Masterfully illustrated by Andrew Plant and published by Ford Street PublishingPippa is a light-hearted adventure tale about striking out alone, following your dreamsand experiencing what it’s like…

Book Bites: Board Books with Heart

One of the most sensible, go-to gift ideas for any new parent is a book. Never mind newborn can’t even focus yet let alone read; the thought of gifting something so rich in inspiration and entertainment to share with baby as they grow and learn about their world softens and warms every heart.

Here are a handful of recently released board books that will fill any gift basket, or nursery bookshelf, with sunshine and joy.

Kindness Makes Us Strong
This sturdy little picture book is robust enough to endure the tug and pull of eager little hands (and mouths) and pretty enough to brighten any bookshelf. It’s part of a series (Love Makes A Family) by vibrant author illustrator, Sophie Beer featuring simple statements that underpin the quality of kindness; of having it, sharing it and living it. Beer’s trademark bold, bright retro-sque illustrations shout positivity and display strong themes of diversity and duality reminding us kindness is not only how we behave but who we are.

Title: Kindness…

Giveaway: Pie In the Sky

Pie in the Sky is the deliciously addictive debut novel by Brisbane author, Remy Lai. It's a story of fraternal love, grief, loss, realising your dreams, cultural adjustment, and more happily, cake!

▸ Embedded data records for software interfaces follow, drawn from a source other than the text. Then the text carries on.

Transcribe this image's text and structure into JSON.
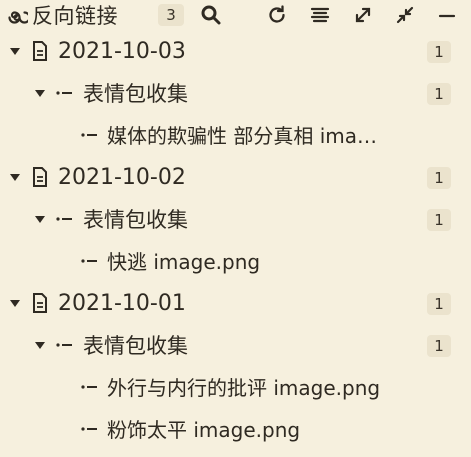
{
  "header": {
    "title": "反向链接",
    "count": "3",
    "icons": {
      "backlinks": "backlink-spiral-icon",
      "search": "search-icon",
      "refresh": "refresh-icon",
      "list": "list-icon",
      "expand": "expand-icon",
      "collapse": "collapse-icon",
      "minimize": "minimize-icon"
    }
  },
  "groups": [
    {
      "date": "2021-10-03",
      "count": "1",
      "category": {
        "label": "表情包收集",
        "count": "1"
      },
      "items": [
        "媒体的欺骗性 部分真相 ima…"
      ]
    },
    {
      "date": "2021-10-02",
      "count": "1",
      "category": {
        "label": "表情包收集",
        "count": "1"
      },
      "items": [
        "快逃 image.png"
      ]
    },
    {
      "date": "2021-10-01",
      "count": "1",
      "category": {
        "label": "表情包收集",
        "count": "1"
      },
      "items": [
        "外行与内行的批评 image.png",
        "粉饰太平 image.png"
      ]
    }
  ],
  "colors": {
    "background": "#f6f0de",
    "text": "#2f2a22",
    "badge": "#ebe3cd"
  }
}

I absolutely adored sinking into this absorbing middle grade tale which is told in heart-tugging prose and entertaining line illustrations (also by Remy). It's an immensely satisfying read sure to spark laughs (and the odd tear or two) in readers aged 8 - 12 although I'm betting adults will get as much out of it. Judge for yourself from my review.
Thanks to the sweet people of Walker Books Australia and to celebrate it's imminent Australian release this month, Dim's Write Stuff has not one but two copies of Pie in the Sky to giveaway!

To enter, simply tell me in 25 words or less what your favourite food is to cook with your family?
Email your answer along with your name and postal address to dimity. The two responses we like best will each win a copy of the book. Competi…

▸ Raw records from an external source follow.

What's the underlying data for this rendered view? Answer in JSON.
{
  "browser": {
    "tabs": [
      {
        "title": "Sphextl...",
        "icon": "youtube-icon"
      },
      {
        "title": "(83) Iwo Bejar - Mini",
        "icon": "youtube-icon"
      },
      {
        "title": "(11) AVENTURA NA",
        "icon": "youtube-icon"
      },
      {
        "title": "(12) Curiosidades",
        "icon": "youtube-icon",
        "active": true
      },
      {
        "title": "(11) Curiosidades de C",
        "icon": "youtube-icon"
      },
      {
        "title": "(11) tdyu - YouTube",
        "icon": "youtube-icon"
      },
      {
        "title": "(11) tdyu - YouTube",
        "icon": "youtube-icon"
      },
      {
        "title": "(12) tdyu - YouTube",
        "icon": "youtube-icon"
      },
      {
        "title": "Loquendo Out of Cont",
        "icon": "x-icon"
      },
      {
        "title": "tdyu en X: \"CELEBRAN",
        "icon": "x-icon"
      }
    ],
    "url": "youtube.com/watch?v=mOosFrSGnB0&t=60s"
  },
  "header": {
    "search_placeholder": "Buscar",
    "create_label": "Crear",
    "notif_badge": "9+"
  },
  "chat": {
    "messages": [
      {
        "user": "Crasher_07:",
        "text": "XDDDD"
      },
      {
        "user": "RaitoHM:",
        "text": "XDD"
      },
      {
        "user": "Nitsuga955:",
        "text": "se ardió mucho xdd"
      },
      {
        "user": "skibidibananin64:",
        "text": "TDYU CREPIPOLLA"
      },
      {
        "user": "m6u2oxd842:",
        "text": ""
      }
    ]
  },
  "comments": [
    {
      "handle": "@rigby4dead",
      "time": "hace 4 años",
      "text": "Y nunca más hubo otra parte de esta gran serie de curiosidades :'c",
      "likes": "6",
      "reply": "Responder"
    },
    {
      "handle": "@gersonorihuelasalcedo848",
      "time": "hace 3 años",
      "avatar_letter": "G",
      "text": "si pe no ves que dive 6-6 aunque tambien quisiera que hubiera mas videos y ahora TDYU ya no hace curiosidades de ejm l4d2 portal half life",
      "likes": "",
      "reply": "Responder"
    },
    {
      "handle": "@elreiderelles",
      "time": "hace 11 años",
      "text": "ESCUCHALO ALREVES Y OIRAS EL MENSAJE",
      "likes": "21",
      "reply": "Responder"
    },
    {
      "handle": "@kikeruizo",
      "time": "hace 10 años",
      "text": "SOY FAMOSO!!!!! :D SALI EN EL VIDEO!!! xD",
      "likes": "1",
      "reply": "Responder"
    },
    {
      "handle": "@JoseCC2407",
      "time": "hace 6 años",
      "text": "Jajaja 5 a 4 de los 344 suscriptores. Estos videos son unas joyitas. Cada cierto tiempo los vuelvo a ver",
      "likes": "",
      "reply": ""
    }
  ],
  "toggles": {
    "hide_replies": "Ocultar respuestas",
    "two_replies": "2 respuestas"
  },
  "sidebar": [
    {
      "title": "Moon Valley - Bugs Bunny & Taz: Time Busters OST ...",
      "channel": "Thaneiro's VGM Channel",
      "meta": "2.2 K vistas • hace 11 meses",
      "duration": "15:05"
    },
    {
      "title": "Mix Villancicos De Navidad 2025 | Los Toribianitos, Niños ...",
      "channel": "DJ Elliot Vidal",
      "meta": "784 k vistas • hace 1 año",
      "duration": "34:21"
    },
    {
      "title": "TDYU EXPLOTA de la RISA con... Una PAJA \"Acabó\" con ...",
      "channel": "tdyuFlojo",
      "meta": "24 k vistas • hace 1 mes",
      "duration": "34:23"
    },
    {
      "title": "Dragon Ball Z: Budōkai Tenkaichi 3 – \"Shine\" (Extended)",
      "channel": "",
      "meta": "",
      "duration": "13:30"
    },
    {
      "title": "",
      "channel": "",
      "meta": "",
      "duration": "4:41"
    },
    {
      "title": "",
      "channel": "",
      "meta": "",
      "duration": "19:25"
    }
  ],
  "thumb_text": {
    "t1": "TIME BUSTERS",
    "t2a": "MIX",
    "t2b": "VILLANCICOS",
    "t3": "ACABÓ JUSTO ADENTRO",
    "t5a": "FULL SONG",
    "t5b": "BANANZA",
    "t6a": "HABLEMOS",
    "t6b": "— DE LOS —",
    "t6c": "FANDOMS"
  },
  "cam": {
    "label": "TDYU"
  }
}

Crystal Clear: At The End of Holyrood Lane Crystal Kite Award Winner

Flick, the little girl who lives at the end of Holyrood Lane is doing her happy dance right now. And why not, her story, At The End of Holyrood Lane has won the SCBWI Crystal Kite Members' Choice Award 2019 for the Australia New Zealand Oceania region.

As the scribe of her story, I'm feeling pretty chuffed, too. And a little overwhelmed and incredulous. I mean considering the incredible level of talent the other two shortlistees possessed, I honestly thought my day in the sun was had and was more than satisfied to bask in the warmth of just being shortlisted. But I confess, nothing brightens the life of an author like a bit of bling. Crystal bling no less!

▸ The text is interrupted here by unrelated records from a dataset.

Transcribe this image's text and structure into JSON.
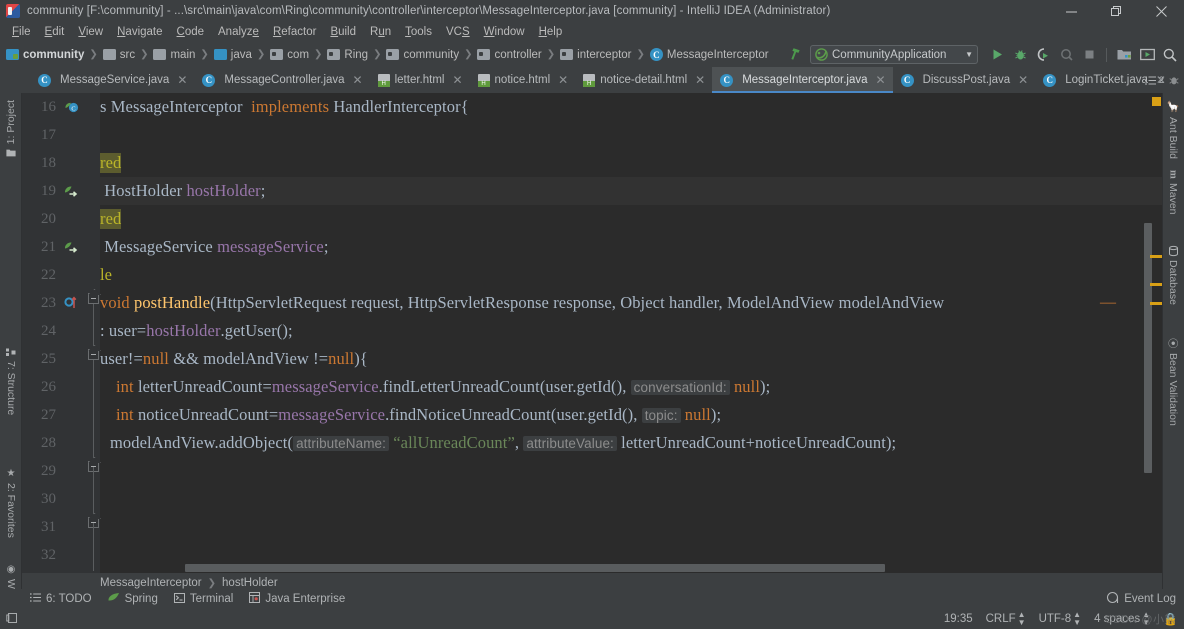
{
  "window": {
    "title": "community [F:\\community] - ...\\src\\main\\java\\com\\Ring\\community\\controller\\interceptor\\MessageInterceptor.java [community] - IntelliJ IDEA (Administrator)",
    "app_icon": "intellij-idea-icon",
    "buttons": {
      "minimize": "minimize-icon",
      "maximize": "maximize-icon",
      "close": "close-icon"
    }
  },
  "menubar": {
    "items": [
      {
        "label": "File"
      },
      {
        "label": "Edit"
      },
      {
        "label": "View"
      },
      {
        "label": "Navigate"
      },
      {
        "label": "Code"
      },
      {
        "label": "Analyze"
      },
      {
        "label": "Refactor"
      },
      {
        "label": "Build"
      },
      {
        "label": "Run"
      },
      {
        "label": "Tools"
      },
      {
        "label": "VCS"
      },
      {
        "label": "Window"
      },
      {
        "label": "Help"
      }
    ]
  },
  "navbar": {
    "breadcrumbs": [
      {
        "label": "community",
        "icon": "module-icon",
        "bold": true
      },
      {
        "label": "src",
        "icon": "folder-icon"
      },
      {
        "label": "main",
        "icon": "folder-icon"
      },
      {
        "label": "java",
        "icon": "source-root-folder-icon"
      },
      {
        "label": "com",
        "icon": "package-icon"
      },
      {
        "label": "Ring",
        "icon": "package-icon"
      },
      {
        "label": "community",
        "icon": "package-icon"
      },
      {
        "label": "controller",
        "icon": "package-icon"
      },
      {
        "label": "interceptor",
        "icon": "package-icon"
      },
      {
        "label": "MessageInterceptor",
        "icon": "class-icon"
      }
    ],
    "run_configuration": "CommunityApplication",
    "toolbar_icons": [
      "build-hammer-icon",
      "run-icon",
      "debug-icon",
      "run-with-coverage-icon",
      "profile-icon",
      "stop-icon",
      "project-structure-icon",
      "update-app-icon",
      "search-everywhere-icon"
    ]
  },
  "tabs": [
    {
      "label": "MessageService.java",
      "icon": "java-class-icon",
      "active": false
    },
    {
      "label": "MessageController.java",
      "icon": "java-class-icon",
      "active": false
    },
    {
      "label": "letter.html",
      "icon": "html-file-icon",
      "active": false
    },
    {
      "label": "notice.html",
      "icon": "html-file-icon",
      "active": false
    },
    {
      "label": "notice-detail.html",
      "icon": "html-file-icon",
      "active": false
    },
    {
      "label": "MessageInterceptor.java",
      "icon": "java-class-icon",
      "active": true
    },
    {
      "label": "DiscussPost.java",
      "icon": "java-class-icon",
      "active": false
    },
    {
      "label": "LoginTicket.java",
      "icon": "java-class-icon",
      "active": false
    }
  ],
  "tabbar_right": {
    "tab_list_count": "2",
    "icon": "tab-list-icon",
    "extra_icon": "debug-bug-icon"
  },
  "left_tool_strip": [
    {
      "label": "1: Project",
      "icon": "project-icon"
    },
    {
      "label": "7: Structure",
      "icon": "structure-icon"
    },
    {
      "label": "2: Favorites",
      "icon": "star-icon"
    },
    {
      "label": "Web",
      "icon": "web-globe-icon"
    }
  ],
  "right_tool_strip": [
    {
      "label": "Ant Build",
      "icon": "ant-icon"
    },
    {
      "label": "Maven",
      "icon": "maven-icon"
    },
    {
      "label": "Database",
      "icon": "database-icon"
    },
    {
      "label": "Bean Validation",
      "icon": "bean-validation-icon"
    }
  ],
  "editor": {
    "line_numbers": [
      "16",
      "17",
      "18",
      "19",
      "20",
      "21",
      "22",
      "23",
      "24",
      "25",
      "26",
      "27",
      "28",
      "29",
      "30",
      "31",
      "32"
    ],
    "lines": [
      {
        "num": "16",
        "gutter": "class-marker-icon",
        "segments": [
          {
            "t": "s ",
            "c": "plain"
          },
          {
            "t": "MessageInterceptor ",
            "c": "plain"
          },
          {
            "t": " implements ",
            "c": "kw"
          },
          {
            "t": "HandlerInterceptor{",
            "c": "plain"
          }
        ]
      },
      {
        "num": "17",
        "gutter": "",
        "segments": []
      },
      {
        "num": "18",
        "gutter": "",
        "segments": [
          {
            "t": "red",
            "c": "annohl"
          }
        ]
      },
      {
        "num": "19",
        "gutter": "implemented-method-icon",
        "segments": [
          {
            "t": " HostHolder ",
            "c": "plain"
          },
          {
            "t": "hostHolder",
            "c": "field"
          },
          {
            "t": ";",
            "c": "plain"
          }
        ]
      },
      {
        "num": "20",
        "gutter": "",
        "segments": [
          {
            "t": "red",
            "c": "annohl"
          }
        ]
      },
      {
        "num": "21",
        "gutter": "implemented-method-icon",
        "segments": [
          {
            "t": " MessageService ",
            "c": "plain"
          },
          {
            "t": "messageService",
            "c": "field"
          },
          {
            "t": ";",
            "c": "plain"
          }
        ]
      },
      {
        "num": "22",
        "gutter": "",
        "segments": [
          {
            "t": "le",
            "c": "anno"
          }
        ]
      },
      {
        "num": "23",
        "gutter": "overriding-method-icon",
        "segments": [
          {
            "t": "void ",
            "c": "kw"
          },
          {
            "t": "postHandle",
            "c": "method"
          },
          {
            "t": "(HttpServletRequest request, HttpServletResponse response, Object handler, ModelAndView modelAndView",
            "c": "plain"
          }
        ]
      },
      {
        "num": "24",
        "gutter": "",
        "segments": [
          {
            "t": ": user=",
            "c": "plain"
          },
          {
            "t": "hostHolder",
            "c": "field"
          },
          {
            "t": ".getUser();",
            "c": "plain"
          }
        ]
      },
      {
        "num": "25",
        "gutter": "",
        "segments": [
          {
            "t": "user!=",
            "c": "plain"
          },
          {
            "t": "null",
            "c": "kw"
          },
          {
            "t": " && modelAndView !=",
            "c": "plain"
          },
          {
            "t": "null",
            "c": "kw"
          },
          {
            "t": "){",
            "c": "plain"
          }
        ]
      },
      {
        "num": "26",
        "gutter": "",
        "segments": [
          {
            "t": "int ",
            "c": "kw"
          },
          {
            "t": "letterUnreadCount=",
            "c": "plain"
          },
          {
            "t": "messageService",
            "c": "field"
          },
          {
            "t": ".findLetterUnreadCount(user.getId(), ",
            "c": "plain"
          },
          {
            "t": "conversationId:",
            "c": "hint"
          },
          {
            "t": " null",
            "c": "kw"
          },
          {
            "t": ");",
            "c": "plain"
          }
        ]
      },
      {
        "num": "27",
        "gutter": "",
        "segments": [
          {
            "t": "int ",
            "c": "kw"
          },
          {
            "t": "noticeUnreadCount=",
            "c": "plain"
          },
          {
            "t": "messageService",
            "c": "field"
          },
          {
            "t": ".findNoticeUnreadCount(user.getId(), ",
            "c": "plain"
          },
          {
            "t": "topic:",
            "c": "hint"
          },
          {
            "t": " null",
            "c": "kw"
          },
          {
            "t": ");",
            "c": "plain"
          }
        ]
      },
      {
        "num": "28",
        "gutter": "",
        "segments": [
          {
            "t": "modelAndView.addObject(",
            "c": "plain"
          },
          {
            "t": "attributeName:",
            "c": "hint"
          },
          {
            "t": " “allUnreadCount”",
            "c": "str"
          },
          {
            "t": ", ",
            "c": "plain"
          },
          {
            "t": "attributeValue:",
            "c": "hint"
          },
          {
            "t": " letterUnreadCount+noticeUnreadCount);",
            "c": "plain"
          }
        ]
      },
      {
        "num": "29",
        "gutter": "",
        "segments": []
      },
      {
        "num": "30",
        "gutter": "",
        "segments": []
      },
      {
        "num": "31",
        "gutter": "",
        "segments": []
      },
      {
        "num": "32",
        "gutter": "",
        "segments": []
      }
    ]
  },
  "status_breadcrumb": {
    "class": "MessageInterceptor",
    "member": "hostHolder"
  },
  "tool_windows": [
    {
      "label": "6: TODO",
      "icon": "todo-icon"
    },
    {
      "label": "Spring",
      "icon": "spring-leaf-icon"
    },
    {
      "label": "Terminal",
      "icon": "terminal-icon"
    },
    {
      "label": "Java Enterprise",
      "icon": "java-enterprise-icon"
    }
  ],
  "event_log": {
    "label": "Event Log",
    "icon": "event-log-icon"
  },
  "statusbar": {
    "left_icon": "memory-indicator-icon",
    "position": "19:35",
    "line_separator": "CRLF",
    "encoding": "UTF-8",
    "indent": "4 spaces",
    "watermark": "CSDN @小熊"
  },
  "colors": {
    "accent_blue": "#4a88c7",
    "keyword_orange": "#cc7832",
    "field_purple": "#9876aa",
    "string_green": "#6a8759",
    "annotation_yellow": "#bbb529",
    "plain_text": "#a9b7c6",
    "editor_bg": "#2b2b2b",
    "chrome_bg": "#3c3f41"
  }
}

I should not have doubted the allure and strength of this story, though. After all, with a illustrative narrative provided by the exceptionally talented, Nicky Johnston, Flick had every chance in the world of having her story noticed.
And noticed it was. Without the phenomenal ground swell of support and voting provided by …

Review: Young Dark Emu

For those of you who are not familiar with Dark Emu, this younger reader rendition by Bruce Pascoe will soon bring you up to speed. Young Dark Emu: A Truer History not only depicts Australia’s pre-European colonisation, it gently prompts school-aged readers to consider a different version of this history.

It’s a common, long-held (mis)conception that Aboriginal Australians were a nomadic people living serendipitous lives at the mercy of the land and its inhospitable climate; views that often equate to an uncivilised, lowly race incapable of sustaining long term civilisation. It turns out, nothing could be further from the truth.

Using documented, personal eyewitness accounts secured from the records and diaries of the first European explorers and settlers, Pascoe reveals the true nature of Australia’s Indigenous occupants. It’s a fair dinkum coin flip for this information documents the numerous ingenious ways Aboriginals not only harnessed the best qualities of the land they inhabited …